TOKYO (Reuters) - Japan’s Asahi Mutual Life Insurance Co plans to raise its holdings of foreign bonds and step up investment in alternative assets in the current business year to March, a senior company executive said on Monday, as domestic yields remain low.
The company also plans to reduce currency hedging on its foreign bond holdings as it expects the dollar to stabilize, Masaru Tsuruoka, head of the asset allocation and planning department at Asahi Life, told Reuters in an interview.
“While yen-denominated debt will remain at the core of our portfolio, we will further diversify into dollar-denominated debt and alternative assets, given the current low bond yields in Japan,” Tsuruoka told Reuters in an interview.
In the last financial year ended in March, Japanese insurers bought a record 7.76 trillion yen ($70.5 billion) of foreign bonds.
Asahi plans to buy more dollar-denominated debt in the current financial year, Tsuruoka said.

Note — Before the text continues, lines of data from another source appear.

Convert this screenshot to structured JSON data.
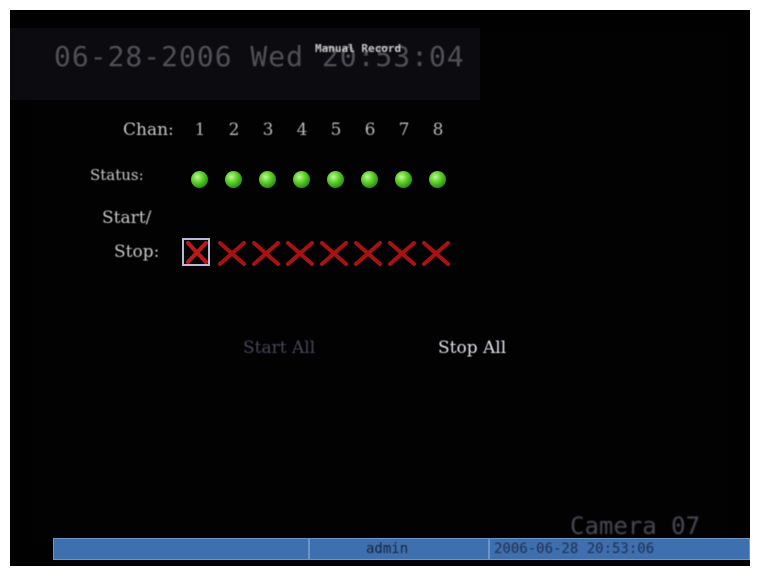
{
  "osd": {
    "timestamp": "06-28-2006 Wed 20:53:04",
    "window_title": "Manual Record"
  },
  "record_panel": {
    "chan_label": "Chan:",
    "status_label": "Status:",
    "start_label": "Start/",
    "stop_label": "Stop:",
    "channels": [
      "1",
      "2",
      "3",
      "4",
      "5",
      "6",
      "7",
      "8"
    ],
    "status_color": "#5fd52b",
    "xmark_color": "#c01818",
    "selected_channel": "1"
  },
  "buttons": {
    "start_all": "Start All",
    "stop_all": "Stop All"
  },
  "camera_overlay": "Camera 07",
  "status_bar": {
    "user": "admin",
    "datetime": "2006-06-28 20:53:06",
    "bar_color": "#3e6fae"
  }
}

To enhance yields, Asahi Life is eyeing dollar bonds issued by non-U.S. names, such as Canadian, Dutch and Japanese issuers, which tend to have higher yields than U.S. Treasuries or dollar bonds issued by U.S. corporates.
Foreign issuers typically pay higher yields than domestic issuers because they tend to be less known among local investors.

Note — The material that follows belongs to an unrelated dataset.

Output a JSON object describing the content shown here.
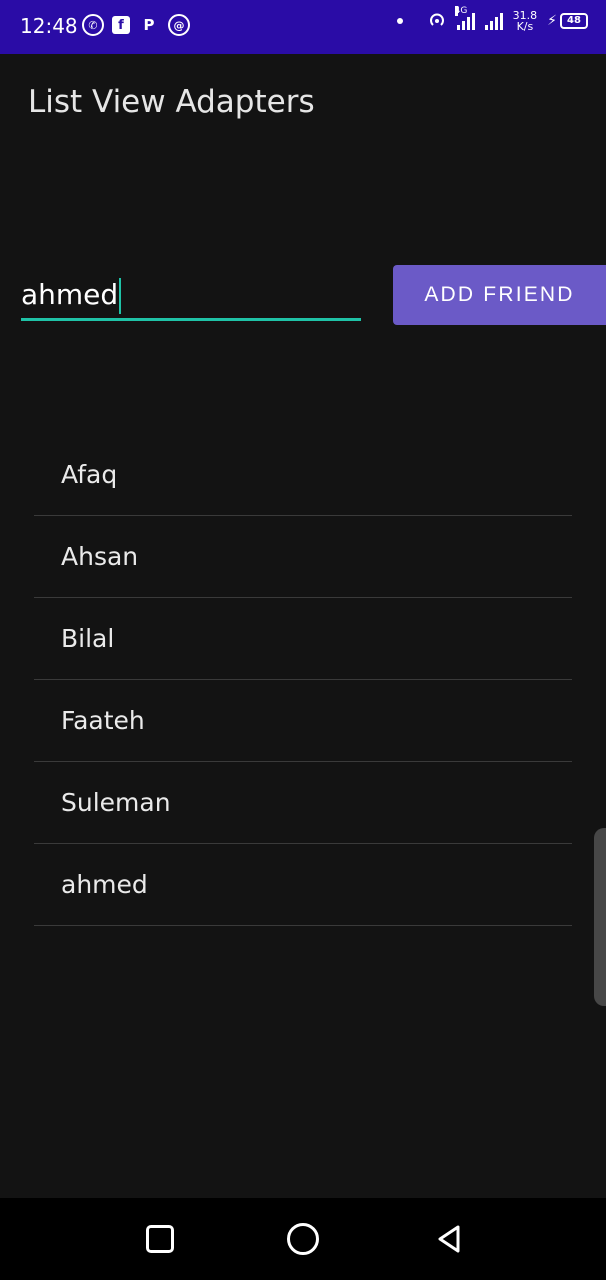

“We are looking to buy bonds yielding around 2.5 percent as we are aiming to get return of about 100 basis points after currency hedging, which costs about 150 basis points now,” said Tsuruoka.
“We are mostly buying bonds with five- to ten-years to maturity, taking credit risks, rather than increasing duration risks.”
Asahi Life slightly shortened the average duration of its dollar bond portfolio to 6.5 years at the end of December, from 7.2 years at the end of 2015, Tsuruoka said.
The company also plans to reduce currency hedging on foreign
bonds by around five percentage point to 82-3 percent of its total foreign bond holdings the this financial year, he said.
Japanese insurers, including Asahi, are averse to exposure to foreign exchange fluctuations, so they use currency hedging on a large part of their foreign bond investment.
Tsuruoka said that the company plans to increase the holdings of alternative assets, including infrastructure funds, credit product funds, private equity and listed REITs, adding that the insurer is investing in “middle-risk, middle-return” assets.
Asahi Life, which had total assets of about 5.6 trillion yen ($50.9 billion), reduced domestic bond holdings by 110 billion yen in the year ended in March and plans to lower it further, Tsuruoka said.
But he added the company could buy longer-dated bonds given their yields have risen after the Bank of Japan started a new policy framework last September, allowing long-term bond yields to rise considerably since then.
Reporting By Tomo Uetake; Editing by Chang-Ran Kim and Sam Holmes